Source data

········

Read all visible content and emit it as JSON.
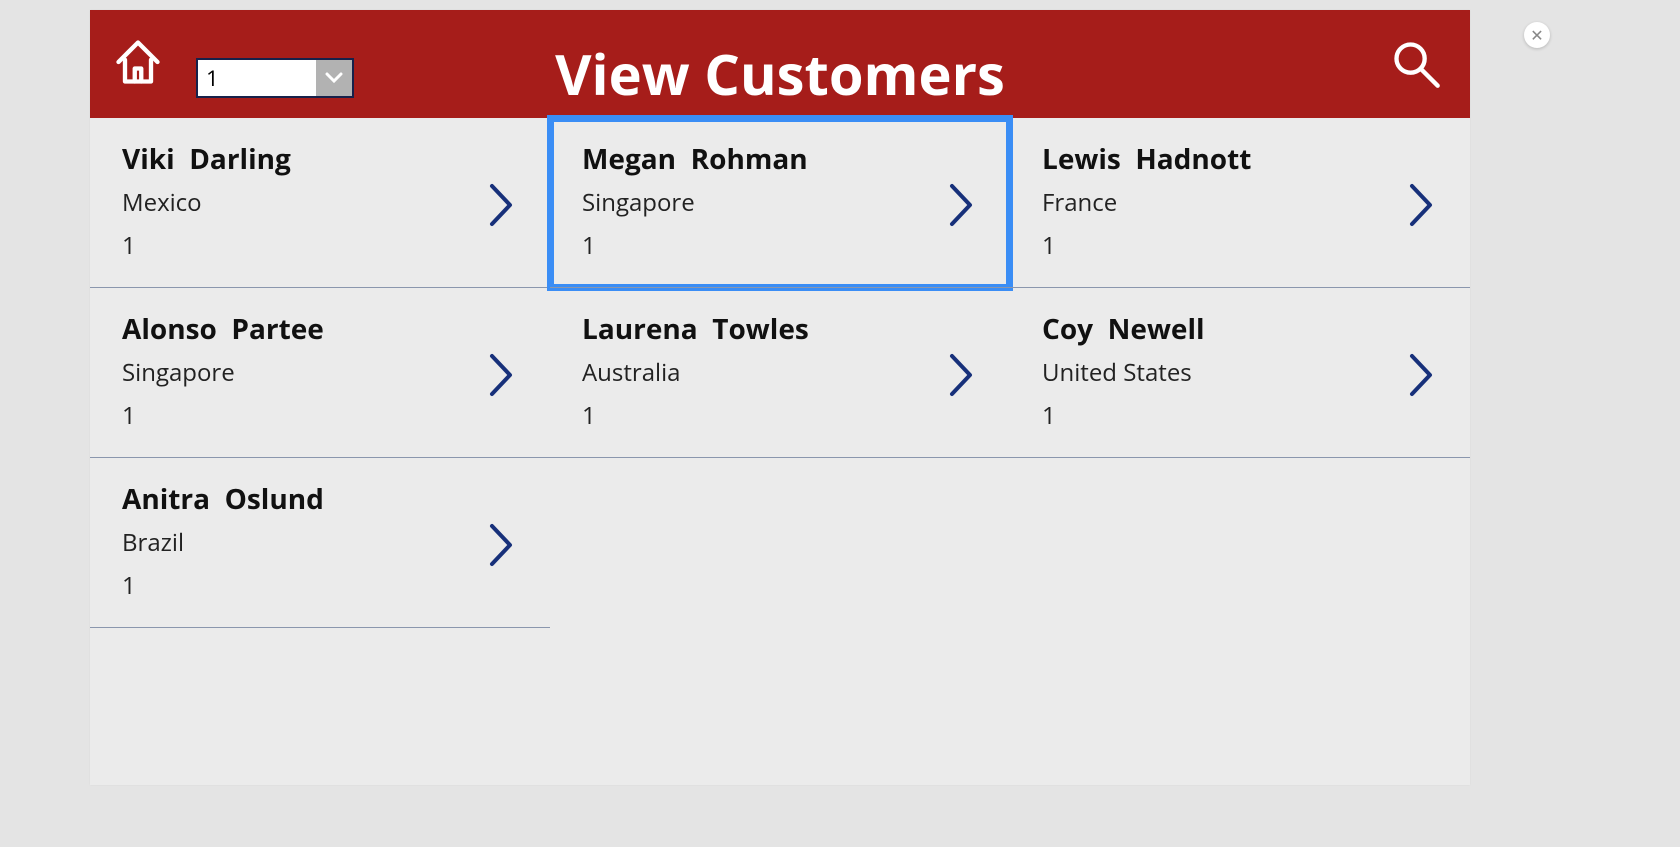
{
  "header": {
    "title": "View Customers",
    "page_value": "1"
  },
  "customers": [
    {
      "name": "Viki  Darling",
      "country": "Mexico",
      "num": "1",
      "selected": false
    },
    {
      "name": "Megan  Rohman",
      "country": "Singapore",
      "num": "1",
      "selected": true
    },
    {
      "name": "Lewis  Hadnott",
      "country": "France",
      "num": "1",
      "selected": false
    },
    {
      "name": "Alonso  Partee",
      "country": "Singapore",
      "num": "1",
      "selected": false
    },
    {
      "name": "Laurena  Towles",
      "country": "Australia",
      "num": "1",
      "selected": false
    },
    {
      "name": "Coy  Newell",
      "country": "United States",
      "num": "1",
      "selected": false
    },
    {
      "name": "Anitra  Oslund",
      "country": "Brazil",
      "num": "1",
      "selected": false
    }
  ]
}
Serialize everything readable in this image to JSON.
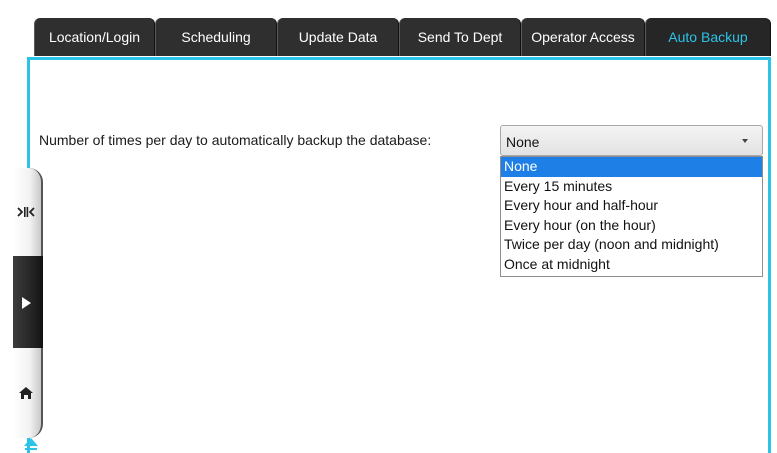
{
  "tabs": [
    {
      "label": "Location/Login",
      "active": false
    },
    {
      "label": "Scheduling",
      "active": false
    },
    {
      "label": "Update Data",
      "active": false
    },
    {
      "label": "Send To Dept",
      "active": false
    },
    {
      "label": "Operator Access",
      "active": false
    },
    {
      "label": "Auto Backup",
      "active": true
    }
  ],
  "backup": {
    "label": "Number of times per day to automatically backup the database:",
    "selected_value": "None",
    "options": [
      "None",
      "Every 15 minutes",
      "Every hour and half-hour",
      "Every hour (on the hour)",
      "Twice per day (noon and midnight)",
      "Once at midnight"
    ]
  },
  "side_nav": {
    "icons": [
      "collapse-arrows-icon",
      "play-icon",
      "home-icon"
    ]
  },
  "colors": {
    "accent": "#2bc3e8",
    "tab_background": "#2f2f2f",
    "selection": "#1e7fe6"
  }
}
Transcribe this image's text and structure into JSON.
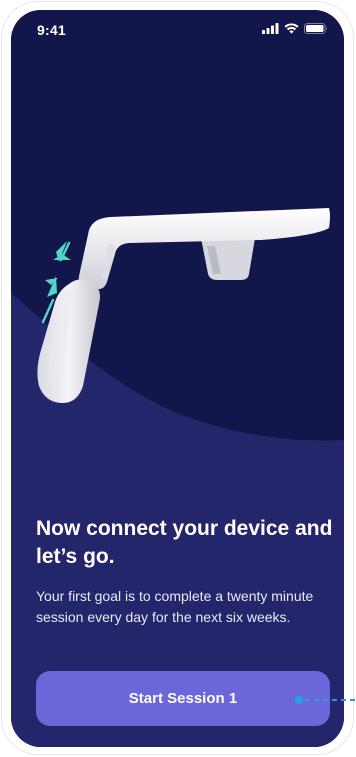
{
  "status_bar": {
    "time": "9:41",
    "icons": [
      "cellular-signal-icon",
      "wifi-icon",
      "battery-icon"
    ]
  },
  "illustration": {
    "name": "bone-conduction-headset",
    "indicator_icon": "compress-arrows-icon",
    "accent_color": "#4fd8c9"
  },
  "onboarding": {
    "headline": "Now connect your device and let’s go.",
    "body": "Your first goal is to complete a twenty minute session every day for the next six weeks."
  },
  "actions": {
    "start_label": "Start Session 1"
  },
  "colors": {
    "background_top": "#13164a",
    "background_bottom": "#23266a",
    "button": "#6b67db",
    "connector": "#2b9be5"
  }
}
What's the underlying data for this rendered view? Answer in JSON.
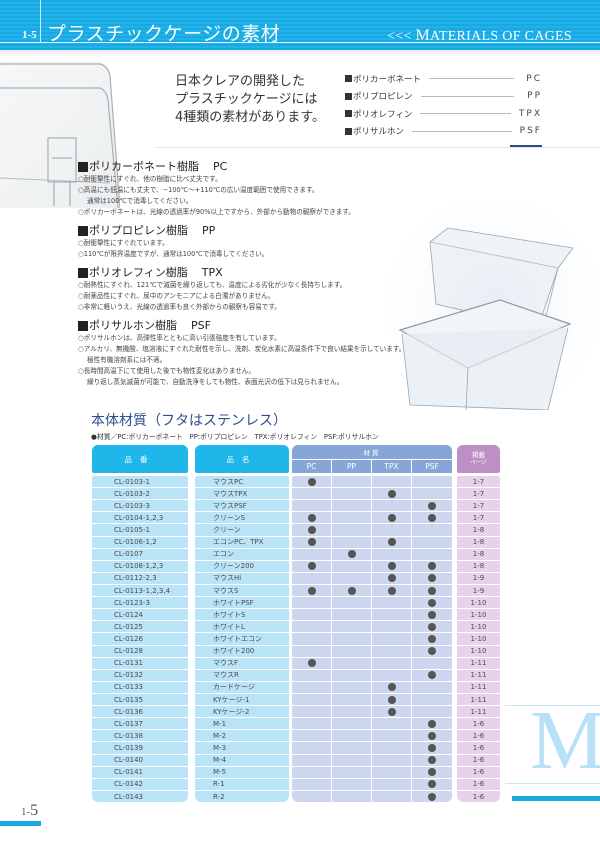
{
  "header": {
    "section_number": "1-5",
    "title_ja": "プラスチックケージの素材",
    "title_en_prefix": "<<< ",
    "title_en_initial": "M",
    "title_en_rest": "ATERIALS OF CAGES"
  },
  "intro": {
    "lines": [
      "日本クレアの開発した",
      "プラスチックケージには",
      "4種類の素材があります。"
    ]
  },
  "materials": [
    {
      "name": "ポリカーボネート",
      "code": "PC"
    },
    {
      "name": "ポリプロピレン",
      "code": "PP"
    },
    {
      "name": "ポリオレフィン",
      "code": "TPX"
    },
    {
      "name": "ポリサルホン",
      "code": "PSF"
    }
  ],
  "resins": [
    {
      "title": "ポリカーボネート樹脂",
      "code": "PC",
      "lines": [
        {
          "text": "○耐衝撃性にすぐれ、他の樹脂に比べ丈夫です。",
          "indent": false
        },
        {
          "text": "○高温にも低温にも丈夫で、−100℃〜+110℃の広い温度範囲で使用できます。",
          "indent": false
        },
        {
          "text": "通常は100℃で消毒してください。",
          "indent": true
        },
        {
          "text": "○ポリカーボネートは、光線の透過率が90%以上ですから、外部から動物の観察ができます。",
          "indent": false
        }
      ]
    },
    {
      "title": "ポリプロピレン樹脂",
      "code": "PP",
      "lines": [
        {
          "text": "○耐衝撃性にすぐれています。",
          "indent": false
        },
        {
          "text": "○110℃が限界温度ですが、通常は100℃で消毒してください。",
          "indent": false
        }
      ]
    },
    {
      "title": "ポリオレフィン樹脂",
      "code": "TPX",
      "lines": [
        {
          "text": "○耐熱性にすぐれ、121℃で滅菌を繰り返しても、温度による劣化が少なく長持ちします。",
          "indent": false
        },
        {
          "text": "○耐薬品性にすぐれ、尿中のアンモニアによる白濁がありません。",
          "indent": false
        },
        {
          "text": "○非常に軽いうえ、光線の透過率も良く外部からの観察も容易です。",
          "indent": false
        }
      ]
    },
    {
      "title": "ポリサルホン樹脂",
      "code": "PSF",
      "lines": [
        {
          "text": "○ポリサルホンは、高弾性率とともに高い引張強度を有しています。",
          "indent": false
        },
        {
          "text": "○アルカリ、無機酸、塩溶液にすぐれた耐性を示し、洗剤、炭化水素に高温条件下で良い結果を示しています。",
          "indent": false
        },
        {
          "text": "極性有機溶剤系には不適。",
          "indent": true
        },
        {
          "text": "○長時間高温下にて使用した後でも物性変化はありません。",
          "indent": false
        },
        {
          "text": "繰り返し蒸気滅菌が可能で、自動洗浄をしても物性、表面光沢の低下は見られません。",
          "indent": true
        }
      ]
    }
  ],
  "table": {
    "title": "本体材質（フタはステンレス）",
    "note": "●材質／PC:ポリカーボネート　PP:ポリプロピレン　TPX:ポリオレフィン　PSF:ポリサルホン",
    "headers": {
      "code": "品番",
      "name": "品名",
      "material": "材質",
      "materials": [
        "PC",
        "PP",
        "TPX",
        "PSF"
      ],
      "page_line1": "掲載",
      "page_line2": "ページ"
    },
    "rows": [
      {
        "code": "CL-0103-1",
        "name": "マウスPC",
        "pc": true,
        "pp": false,
        "tpx": false,
        "psf": false,
        "page": "1-7"
      },
      {
        "code": "CL-0103-2",
        "name": "マウスTPX",
        "pc": false,
        "pp": false,
        "tpx": true,
        "psf": false,
        "page": "1-7"
      },
      {
        "code": "CL-0103-3",
        "name": "マウスPSF",
        "pc": false,
        "pp": false,
        "tpx": false,
        "psf": true,
        "page": "1-7"
      },
      {
        "code": "CL-0104-1,2,3",
        "name": "クリーンS",
        "pc": true,
        "pp": false,
        "tpx": true,
        "psf": true,
        "page": "1-7"
      },
      {
        "code": "CL-0105-1",
        "name": "クリーン",
        "pc": true,
        "pp": false,
        "tpx": false,
        "psf": false,
        "page": "1-8"
      },
      {
        "code": "CL-0106-1,2",
        "name": "エコンPC、TPX",
        "pc": true,
        "pp": false,
        "tpx": true,
        "psf": false,
        "page": "1-8"
      },
      {
        "code": "CL-0107",
        "name": "エコン",
        "pc": false,
        "pp": true,
        "tpx": false,
        "psf": false,
        "page": "1-8"
      },
      {
        "code": "CL-0108-1,2,3",
        "name": "クリーン200",
        "pc": true,
        "pp": false,
        "tpx": true,
        "psf": true,
        "page": "1-8"
      },
      {
        "code": "CL-0112-2,3",
        "name": "マウスHi",
        "pc": false,
        "pp": false,
        "tpx": true,
        "psf": true,
        "page": "1-9"
      },
      {
        "code": "CL-0113-1,2,3,4",
        "name": "マウスS",
        "pc": true,
        "pp": true,
        "tpx": true,
        "psf": true,
        "page": "1-9"
      },
      {
        "code": "CL-0123-3",
        "name": "ホワイトPSF",
        "pc": false,
        "pp": false,
        "tpx": false,
        "psf": true,
        "page": "1-10"
      },
      {
        "code": "CL-0124",
        "name": "ホワイトS",
        "pc": false,
        "pp": false,
        "tpx": false,
        "psf": true,
        "page": "1-10"
      },
      {
        "code": "CL-0125",
        "name": "ホワイトL",
        "pc": false,
        "pp": false,
        "tpx": false,
        "psf": true,
        "page": "1-10"
      },
      {
        "code": "CL-0126",
        "name": "ホワイトエコン",
        "pc": false,
        "pp": false,
        "tpx": false,
        "psf": true,
        "page": "1-10"
      },
      {
        "code": "CL-0128",
        "name": "ホワイト200",
        "pc": false,
        "pp": false,
        "tpx": false,
        "psf": true,
        "page": "1-10"
      },
      {
        "code": "CL-0131",
        "name": "マウスF",
        "pc": true,
        "pp": false,
        "tpx": false,
        "psf": false,
        "page": "1-11"
      },
      {
        "code": "CL-0132",
        "name": "マウスR",
        "pc": false,
        "pp": false,
        "tpx": false,
        "psf": true,
        "page": "1-11"
      },
      {
        "code": "CL-0133",
        "name": "カードケージ",
        "pc": false,
        "pp": false,
        "tpx": true,
        "psf": false,
        "page": "1-11"
      },
      {
        "code": "CL-0135",
        "name": "KYケージ-1",
        "pc": false,
        "pp": false,
        "tpx": true,
        "psf": false,
        "page": "1-11"
      },
      {
        "code": "CL-0136",
        "name": "KYケージ-2",
        "pc": false,
        "pp": false,
        "tpx": true,
        "psf": false,
        "page": "1-11"
      },
      {
        "code": "CL-0137",
        "name": "M-1",
        "pc": false,
        "pp": false,
        "tpx": false,
        "psf": true,
        "page": "1-6"
      },
      {
        "code": "CL-0138",
        "name": "M-2",
        "pc": false,
        "pp": false,
        "tpx": false,
        "psf": true,
        "page": "1-6"
      },
      {
        "code": "CL-0139",
        "name": "M-3",
        "pc": false,
        "pp": false,
        "tpx": false,
        "psf": true,
        "page": "1-6"
      },
      {
        "code": "CL-0140",
        "name": "M-4",
        "pc": false,
        "pp": false,
        "tpx": false,
        "psf": true,
        "page": "1-6"
      },
      {
        "code": "CL-0141",
        "name": "M-5",
        "pc": false,
        "pp": false,
        "tpx": false,
        "psf": true,
        "page": "1-6"
      },
      {
        "code": "CL-0142",
        "name": "R-1",
        "pc": false,
        "pp": false,
        "tpx": false,
        "psf": true,
        "page": "1-6"
      },
      {
        "code": "CL-0143",
        "name": "R-2",
        "pc": false,
        "pp": false,
        "tpx": false,
        "psf": true,
        "page": "1-6"
      }
    ]
  },
  "side_index": {
    "letter": "M"
  },
  "footer": {
    "page_prefix": "1-",
    "page_number": "5"
  },
  "colors": {
    "brand_blue": "#19a9e2",
    "table_header_blue": "#1fb7ea",
    "material_header": "#85a6d6",
    "page_header": "#be8fc5",
    "title_navy": "#2d4f8f"
  }
}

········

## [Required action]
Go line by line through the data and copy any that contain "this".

## [Exercise response]
Serialize everything readable in this image to JSON.
Transcribe this image's text and structure into JSON.
What's the underlying data for this rendered view? Answer in JSON.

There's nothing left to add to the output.